I already wrote a paper called “Lill’s Method and Graphical Solutions to Quadratic Equations” that shows how to solve quadratic equations using Lill’s method. In this post I want to show an alternative way of solving quadratic equations that have complex or imaginary roots. This method was briefly mentioned in the paper “Geometric Solution of the Quadratic Equation” by G.A. Miller .
If you are not familiar with Lill’s method, you can read this article by Verner Bradford and other articles linked on this page. There are more than one way of illustrating a polynomial using Lill’s method, but Bradford’s way is the most convenient.
Quadratic With Complex Roots
I will illustrate the method with a specific quadratic of the form ax2 +bx +c=0 that has complex roots. A good example is x2 +2x + 5=0, since the roots are x1 = 1 – 2i and x2 = 1 +2i. Thus the polynomial has the coefficients a=1, b=2 and c=5.
The Lill representation of x2 +2x + 5=0 can be seen below. Again, I used Bradford’s way of representing the polynomial. This is the most useful and convenient method since it always has the point P1 at (0,0). P0 and P1 are the points that make the segment that corresponds to the coefficient a=1. P1 and P2 make the segment for b=2, and P2 and P3 make the segment for c=5. It’s easy to see that the length of the segments are equal to the absolute value of the coefficients (in our case all the coefficients are positive).
People that want to understand the orientation of the segments can use the method explained by Bradford. I prefer to look in terms of counterclockwise or clockwise rotation. If the coefficients a and b have the same sign, then the segment corresponding to b is rotated 90 degrees counterclockwise with respect to the segment a. In our case, both coefficients are positive so the segment b is 90 degrees counterclockwise with respect to a (segment a points North, while segment b points East). The coefficients b and c also have the same sign, so segment c points 90 degrees counterclockwise with respect to segment b (c points South).

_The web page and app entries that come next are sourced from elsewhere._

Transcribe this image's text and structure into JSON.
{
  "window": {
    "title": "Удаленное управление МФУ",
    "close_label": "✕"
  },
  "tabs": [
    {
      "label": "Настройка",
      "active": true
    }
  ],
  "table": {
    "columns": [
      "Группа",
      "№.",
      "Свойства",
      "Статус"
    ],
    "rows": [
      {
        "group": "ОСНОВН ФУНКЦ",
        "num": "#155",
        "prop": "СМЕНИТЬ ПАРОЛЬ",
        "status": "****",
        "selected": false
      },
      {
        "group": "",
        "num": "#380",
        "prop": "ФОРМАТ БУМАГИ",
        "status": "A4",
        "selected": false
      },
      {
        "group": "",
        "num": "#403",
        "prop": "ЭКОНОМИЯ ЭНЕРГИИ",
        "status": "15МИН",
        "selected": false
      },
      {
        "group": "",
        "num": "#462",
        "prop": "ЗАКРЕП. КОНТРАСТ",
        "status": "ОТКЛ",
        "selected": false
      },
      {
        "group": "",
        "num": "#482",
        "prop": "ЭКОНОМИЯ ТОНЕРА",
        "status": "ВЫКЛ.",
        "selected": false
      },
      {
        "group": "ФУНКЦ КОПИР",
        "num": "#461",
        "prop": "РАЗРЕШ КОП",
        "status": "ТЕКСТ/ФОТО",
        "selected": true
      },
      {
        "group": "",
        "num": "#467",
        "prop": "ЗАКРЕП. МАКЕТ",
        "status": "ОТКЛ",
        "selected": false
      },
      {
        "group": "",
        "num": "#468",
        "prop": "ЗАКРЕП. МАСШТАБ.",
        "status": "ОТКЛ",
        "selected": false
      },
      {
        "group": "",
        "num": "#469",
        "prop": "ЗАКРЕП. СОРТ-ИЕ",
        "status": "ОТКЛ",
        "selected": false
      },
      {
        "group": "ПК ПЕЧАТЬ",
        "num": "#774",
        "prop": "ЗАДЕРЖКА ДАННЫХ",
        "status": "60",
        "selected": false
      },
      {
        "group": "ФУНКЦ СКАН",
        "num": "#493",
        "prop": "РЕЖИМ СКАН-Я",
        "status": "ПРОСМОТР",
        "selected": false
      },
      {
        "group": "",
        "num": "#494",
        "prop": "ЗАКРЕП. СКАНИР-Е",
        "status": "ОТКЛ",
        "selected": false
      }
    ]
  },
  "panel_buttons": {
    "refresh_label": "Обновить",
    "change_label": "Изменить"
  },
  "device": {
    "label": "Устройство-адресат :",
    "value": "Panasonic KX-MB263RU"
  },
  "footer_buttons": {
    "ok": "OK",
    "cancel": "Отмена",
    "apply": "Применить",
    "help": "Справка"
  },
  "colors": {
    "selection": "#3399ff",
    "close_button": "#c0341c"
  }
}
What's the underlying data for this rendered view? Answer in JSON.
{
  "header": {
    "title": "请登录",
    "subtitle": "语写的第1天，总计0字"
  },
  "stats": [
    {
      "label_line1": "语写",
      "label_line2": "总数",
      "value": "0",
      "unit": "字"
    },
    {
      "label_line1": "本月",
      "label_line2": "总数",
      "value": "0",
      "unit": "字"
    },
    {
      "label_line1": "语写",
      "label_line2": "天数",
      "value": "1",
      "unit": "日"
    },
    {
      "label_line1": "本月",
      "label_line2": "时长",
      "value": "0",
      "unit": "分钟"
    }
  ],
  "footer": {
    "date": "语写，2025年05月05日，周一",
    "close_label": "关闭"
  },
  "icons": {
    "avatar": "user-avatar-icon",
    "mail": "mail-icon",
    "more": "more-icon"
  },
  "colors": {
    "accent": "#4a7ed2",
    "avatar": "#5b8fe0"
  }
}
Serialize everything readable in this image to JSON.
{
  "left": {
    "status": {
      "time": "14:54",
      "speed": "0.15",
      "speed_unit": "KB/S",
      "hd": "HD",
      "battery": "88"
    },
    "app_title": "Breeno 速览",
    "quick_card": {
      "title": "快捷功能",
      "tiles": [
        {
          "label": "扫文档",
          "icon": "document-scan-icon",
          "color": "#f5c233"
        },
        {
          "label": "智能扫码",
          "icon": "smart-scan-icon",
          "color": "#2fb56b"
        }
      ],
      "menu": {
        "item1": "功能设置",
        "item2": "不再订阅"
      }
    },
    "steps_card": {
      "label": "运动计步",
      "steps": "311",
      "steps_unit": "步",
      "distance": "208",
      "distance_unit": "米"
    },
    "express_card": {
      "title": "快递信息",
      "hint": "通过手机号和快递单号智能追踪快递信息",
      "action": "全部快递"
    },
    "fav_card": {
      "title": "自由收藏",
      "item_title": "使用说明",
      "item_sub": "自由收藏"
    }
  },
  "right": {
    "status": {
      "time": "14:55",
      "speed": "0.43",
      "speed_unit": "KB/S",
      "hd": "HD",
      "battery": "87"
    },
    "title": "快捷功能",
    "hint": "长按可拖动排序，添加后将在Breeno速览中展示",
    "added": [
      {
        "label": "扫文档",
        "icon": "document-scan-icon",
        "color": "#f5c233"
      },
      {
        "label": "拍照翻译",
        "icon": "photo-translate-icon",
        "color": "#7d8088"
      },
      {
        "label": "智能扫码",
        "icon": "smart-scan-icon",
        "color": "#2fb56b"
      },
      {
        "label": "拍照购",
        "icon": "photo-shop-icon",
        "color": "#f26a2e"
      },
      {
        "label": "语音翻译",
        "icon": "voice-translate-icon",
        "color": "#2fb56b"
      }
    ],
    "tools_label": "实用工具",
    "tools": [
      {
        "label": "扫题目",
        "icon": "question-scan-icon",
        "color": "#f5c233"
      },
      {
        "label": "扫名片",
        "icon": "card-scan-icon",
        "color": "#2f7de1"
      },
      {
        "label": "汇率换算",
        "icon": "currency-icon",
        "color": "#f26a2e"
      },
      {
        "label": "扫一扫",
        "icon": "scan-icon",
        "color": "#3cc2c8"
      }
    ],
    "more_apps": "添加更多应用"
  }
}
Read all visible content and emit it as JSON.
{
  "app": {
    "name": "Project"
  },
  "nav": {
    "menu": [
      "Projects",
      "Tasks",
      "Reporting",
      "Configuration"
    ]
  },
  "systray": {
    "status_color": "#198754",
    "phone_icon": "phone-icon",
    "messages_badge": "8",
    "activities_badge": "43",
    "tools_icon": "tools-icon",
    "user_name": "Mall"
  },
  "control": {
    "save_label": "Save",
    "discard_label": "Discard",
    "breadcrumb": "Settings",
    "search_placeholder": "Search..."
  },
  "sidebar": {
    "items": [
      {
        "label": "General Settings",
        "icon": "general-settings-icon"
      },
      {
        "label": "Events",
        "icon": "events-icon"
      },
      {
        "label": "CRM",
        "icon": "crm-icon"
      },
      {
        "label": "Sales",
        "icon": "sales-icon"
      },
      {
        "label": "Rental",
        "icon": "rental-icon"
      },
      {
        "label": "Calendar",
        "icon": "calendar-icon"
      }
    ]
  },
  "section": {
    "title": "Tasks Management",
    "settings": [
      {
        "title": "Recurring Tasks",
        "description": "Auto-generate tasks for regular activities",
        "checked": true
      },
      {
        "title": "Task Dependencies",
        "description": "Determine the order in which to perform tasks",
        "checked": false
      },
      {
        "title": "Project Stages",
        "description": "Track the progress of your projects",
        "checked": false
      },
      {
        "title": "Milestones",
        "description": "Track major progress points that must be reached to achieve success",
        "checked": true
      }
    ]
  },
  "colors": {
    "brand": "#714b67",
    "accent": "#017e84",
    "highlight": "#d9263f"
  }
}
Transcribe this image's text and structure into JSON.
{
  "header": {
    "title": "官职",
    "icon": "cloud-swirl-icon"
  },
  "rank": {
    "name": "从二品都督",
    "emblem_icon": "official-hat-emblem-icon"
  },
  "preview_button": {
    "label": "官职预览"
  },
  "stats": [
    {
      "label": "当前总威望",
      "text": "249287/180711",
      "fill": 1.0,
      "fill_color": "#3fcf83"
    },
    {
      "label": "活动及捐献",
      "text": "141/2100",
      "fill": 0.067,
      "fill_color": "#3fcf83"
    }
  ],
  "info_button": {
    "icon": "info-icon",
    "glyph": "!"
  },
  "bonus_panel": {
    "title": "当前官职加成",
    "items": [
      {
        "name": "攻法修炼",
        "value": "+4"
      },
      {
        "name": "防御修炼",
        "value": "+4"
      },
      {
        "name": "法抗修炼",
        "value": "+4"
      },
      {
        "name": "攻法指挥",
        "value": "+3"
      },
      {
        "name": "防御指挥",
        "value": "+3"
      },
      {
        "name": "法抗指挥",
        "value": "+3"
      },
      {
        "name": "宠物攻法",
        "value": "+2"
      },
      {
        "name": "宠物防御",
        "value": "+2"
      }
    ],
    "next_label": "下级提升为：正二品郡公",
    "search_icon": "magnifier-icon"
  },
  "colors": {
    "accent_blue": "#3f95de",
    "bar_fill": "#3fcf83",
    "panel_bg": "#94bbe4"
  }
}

In my old article I showed how to use the Lill circle to find the roots of a quadratic with real coefficients. You can also use the Lill circle to find the complex roots of a quadratic equation.
To construct the Lill circle, you simply create the circle who’s diameter is P0P3. The next step is to create the 2 tangents from the point P1 to the Lill circle (one tangent is enough). In the image below, point T is the intersection point between the Lill circle and one of the tangents from point P1.
The next step is to create the perpendicular to the segment b from M (the center of Lill’s circle). An alternative is to construct the perpendicular bisector of the segment b. The points X1 and X2 that correspond to the 2 roots, are the points of intersection between the perpendicular bisector and the circle with center at P1 and radius equale to P1T. The coordinates of X1 are (1,-2) and the coordinates of X2 are (1,2). This solves our equation since x1 = 1 – 2i and x2 = 1 +2i (x coordinate gives the real part and the y coordinate gives the complex or imaginary part).
In my old paper I mentioned that the coefficient a works as a scale factor. If a doesn’t have an absolute value of 1, than you need to divide by the absolute value of a to obtain the value of roots from the coordinates of points X1 and X2. For example, you can try to solve the polynomial 2x2 +4x + 10=0 using the technique described above. The polynomial has the same roots as our example (all the coefficients were multiplied by 2). However, the coordinates of the points X1 and X2 are going to be (2, -4) and (2, 4). You have to divide all the coordinate numbers by abs(a)=2 to obtain the value of the roots.
In my old paper I also mentioned without proof that the point X1 is the inverse of point X2 with respect to the Lill circle (You can learn about inversive geometry on this Wikipedia page). I think that I am the first person who wrote about this circle inversion property of the Lill circle. Maybe in the future I will try to do an actual proof of the property. If the property is true, it shows the beauty of Lill’s method and the usefulness of Lill circle. There are probably other interesting properties that were not discovered.
 Miller, G. (1925). Geometric Solution of the Quadratic Equation. The Mathematical Gazette, 12(179), 500-501. doi:10.2307/3602823